resulting in a less uniform heating than is secured in the ordinary
design of the Cowper stove. M
In the model (Fig. 61) of the Cowper stove the cross-section
was intentionally made with checker openings of several sizes,
in order to show, in a graphic manner, that such complications
of the checkerwork are useless.
The hot-blast stove patented by J. Z. Stephenson and J. Evans
(Fig. 64) has never come into any ex-
tended use. In order to insure a uni-
form distribution of the hot gases
through the checkerwork the inventors
resorted to a series of complicated walls
and dampers in the chamber below the
The discussion carried on in the
technical journals, between Luhrmann
and these inventors, is mentioned merely
for its historic interest. Luhrmann con-
tended that the largest portion of the
waste gases passed through the section

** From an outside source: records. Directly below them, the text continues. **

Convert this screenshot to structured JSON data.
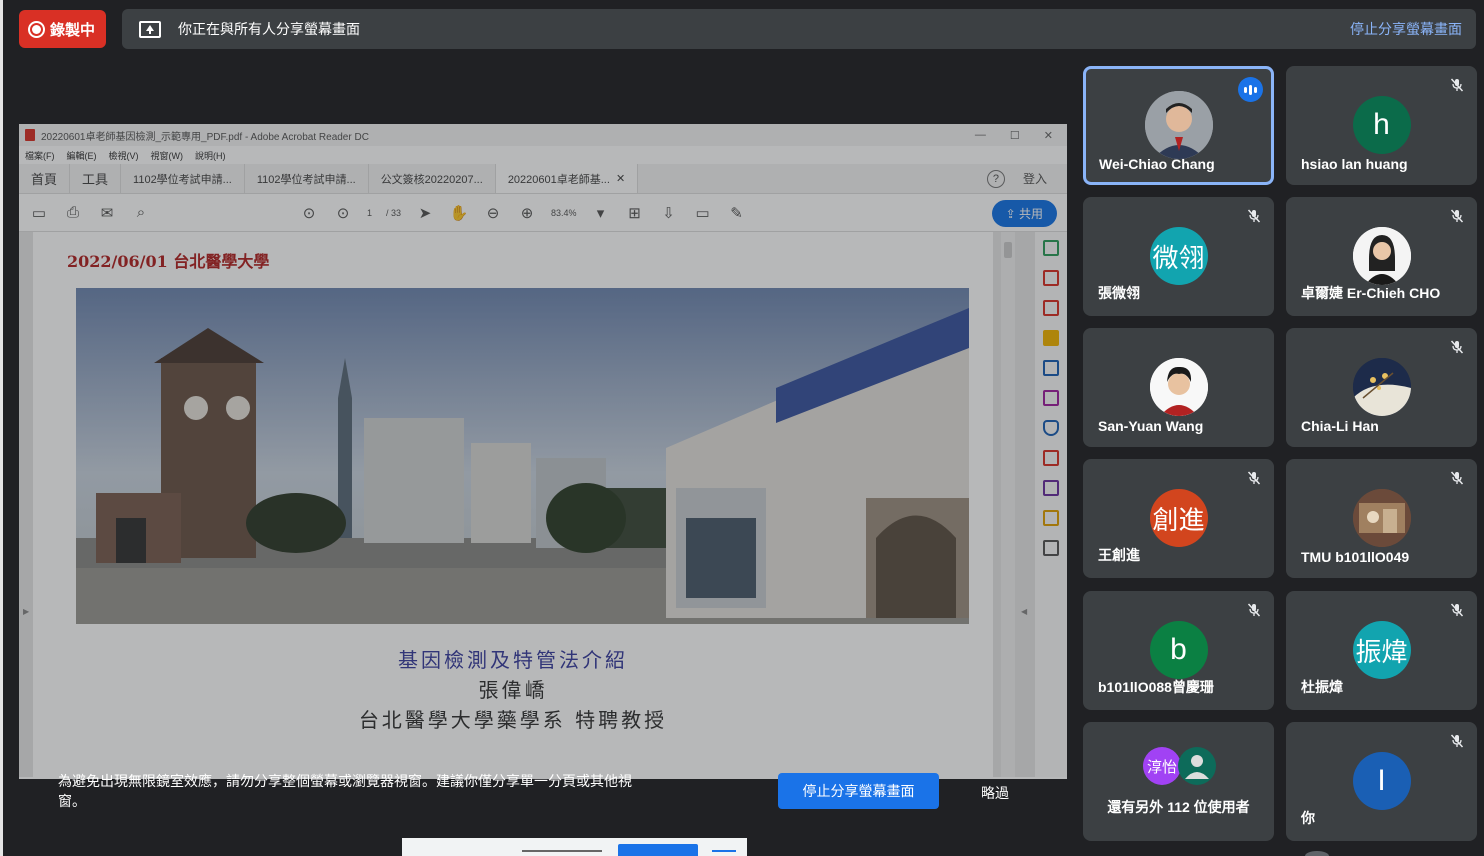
{
  "recording": {
    "label": "錄製中"
  },
  "share_bar": {
    "message": "你正在與所有人分享螢幕畫面",
    "stop_link": "停止分享螢幕畫面"
  },
  "acrobat": {
    "title": "20220601卓老師基因檢測_示範專用_PDF.pdf - Adobe Acrobat Reader DC",
    "menu": [
      "檔案(F)",
      "編輯(E)",
      "檢視(V)",
      "視窗(W)",
      "說明(H)"
    ],
    "tabs": [
      "首頁",
      "工具",
      "1102學位考試申請...",
      "1102學位考試申請...",
      "公文簽核20220207...",
      "20220601卓老師基..."
    ],
    "sign_in": "登入",
    "page_current": "1",
    "page_total": "/ 33",
    "zoom": "83.4%",
    "share_btn": "共用",
    "page": {
      "date_line": "2022/06/01 台北醫學大學",
      "talk_title": "基因檢測及特管法介紹",
      "speaker": "張偉嶠",
      "affiliation": "台北醫學大學藥學系 特聘教授"
    }
  },
  "warning": {
    "text": "為避免出現無限鏡室效應，請勿分享整個螢幕或瀏覽器視窗。建議你僅分享單一分頁或其他視窗。",
    "stop_button": "停止分享螢幕畫面",
    "skip": "略過"
  },
  "participants": [
    {
      "name": "Wei-Chiao Chang",
      "avatar_text": "",
      "avatar_color": "#9aa0a6",
      "speaking": true,
      "muted": false
    },
    {
      "name": "hsiao lan huang",
      "avatar_text": "h",
      "avatar_color": "#0b6b4a",
      "speaking": false,
      "muted": true
    },
    {
      "name": "張微翎",
      "avatar_text": "微翎",
      "avatar_color": "#12a4af",
      "speaking": false,
      "muted": true
    },
    {
      "name": "卓爾婕 Er-Chieh CHO",
      "avatar_text": "",
      "avatar_color": "#ffffff",
      "speaking": false,
      "muted": true
    },
    {
      "name": "San-Yuan Wang",
      "avatar_text": "",
      "avatar_color": "#ffffff",
      "speaking": false,
      "muted": false
    },
    {
      "name": "Chia-Li Han",
      "avatar_text": "",
      "avatar_color": "#1d2b4a",
      "speaking": false,
      "muted": true
    },
    {
      "name": "王創進",
      "avatar_text": "創進",
      "avatar_color": "#d2451e",
      "speaking": false,
      "muted": true
    },
    {
      "name": "TMU b101llO049",
      "avatar_text": "",
      "avatar_color": "#6b4a3a",
      "speaking": false,
      "muted": true
    },
    {
      "name": "b101llO088曾慶珊",
      "avatar_text": "b",
      "avatar_color": "#0b8043",
      "speaking": false,
      "muted": true
    },
    {
      "name": "杜振煒",
      "avatar_text": "振煒",
      "avatar_color": "#12a4af",
      "speaking": false,
      "muted": true
    },
    {
      "name": "你",
      "avatar_text": "I",
      "avatar_color": "#1a5fb4",
      "speaking": false,
      "muted": true
    }
  ],
  "more_participants": {
    "label": "還有另外 112 位使用者",
    "avatar1_text": "淳怡",
    "avatar1_color": "#a142f4",
    "avatar2_color": "#0d6b5a"
  }
}
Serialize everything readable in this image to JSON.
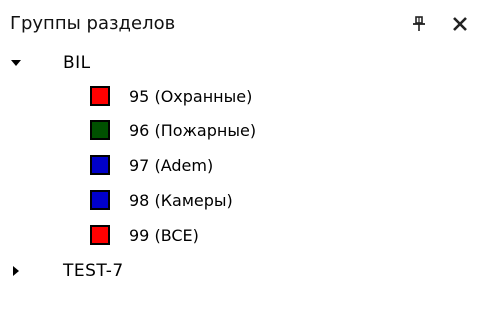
{
  "panel": {
    "title": "Группы разделов",
    "pin_icon": "pin-icon",
    "close_icon": "close-icon"
  },
  "tree": {
    "expanded_icon": "triangle-down-icon",
    "collapsed_icon": "triangle-right-icon",
    "groups": [
      {
        "label": "BIL",
        "expanded": true,
        "items": [
          {
            "label": "95 (Охранные)",
            "color": "#ff0000"
          },
          {
            "label": "96 (Пожарные)",
            "color": "#005000"
          },
          {
            "label": "97 (Adem)",
            "color": "#0000c8"
          },
          {
            "label": "98 (Камеры)",
            "color": "#0000c8"
          },
          {
            "label": "99 (BCE)",
            "color": "#ff0000"
          }
        ]
      },
      {
        "label": "TEST-7",
        "expanded": false,
        "items": []
      }
    ]
  }
}
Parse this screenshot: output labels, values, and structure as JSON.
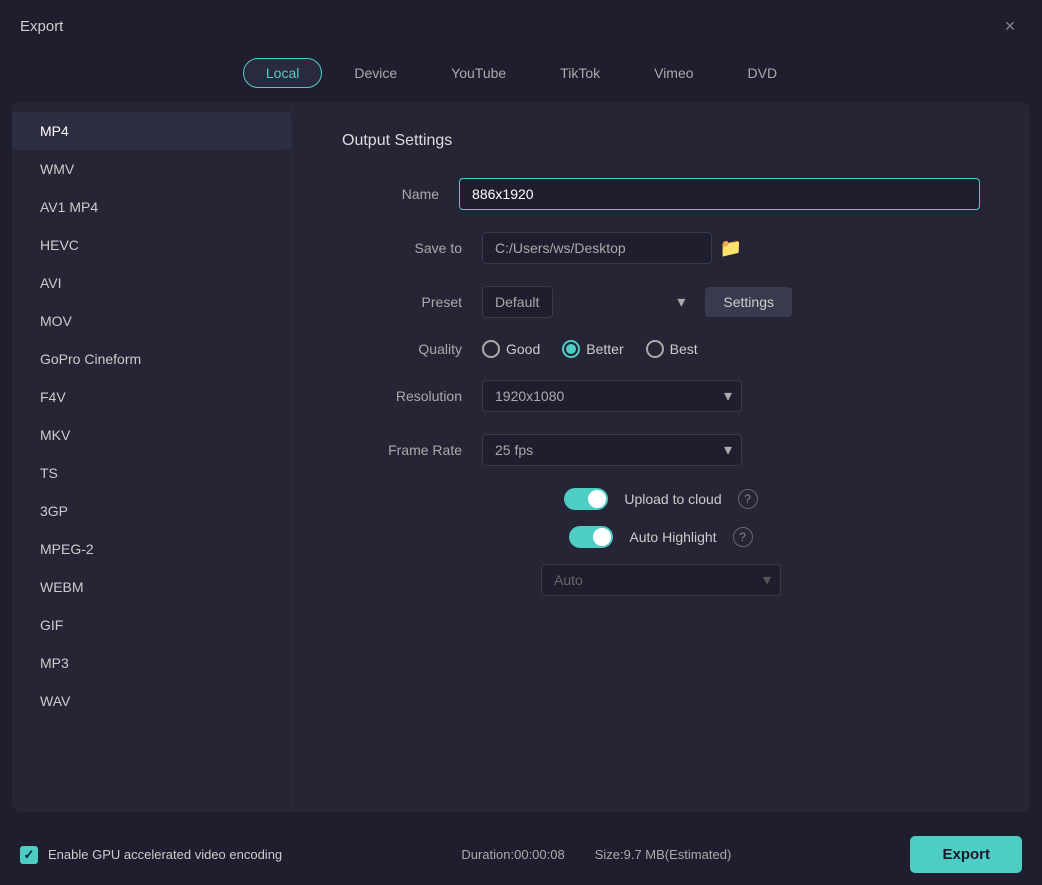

above A and the smallest portion
through the section above C. The in-
ventors claimed the contrary. This
discussion made it very clearly apparent
that the ideas of contemporary constructors, in regard to the cir-
culation of the gases, were confused to a most remarkable extent.
The quarrel was finally settled to the satisfaction of both parties.
In the Cowper stove the work of the checkerwork is inherently"
uniform, and all walls and dampers below the checkers, for the
purpose of distributing the gases, are superfluous. (2>
(1) This design will give less frictional resistance in the large openings than
in the small; accordingly, the waste gases from the large passes will be hotter
than the gases from the smaller passes.
<2) In the Revue de M6tallurgie, for February, 1913, p. 362, can be found the
designs of a Cowper stove built for the furnace at Caen, France, and provided
with five chimney valves connecting the chamber below the checkerwork
with a bustle pipe outside the stove. The idea was, of course, that this would
conduce to the uniform distribution of the gases heating the checkerwork.
This idea, in many ways, resembles that of Stephenson and Evans, men-
tioned above. The multiplication of the chimney valves is useless. It would
be sufficient to replace them by a single valve whose dimensions may be
computed by Yesmann's formula.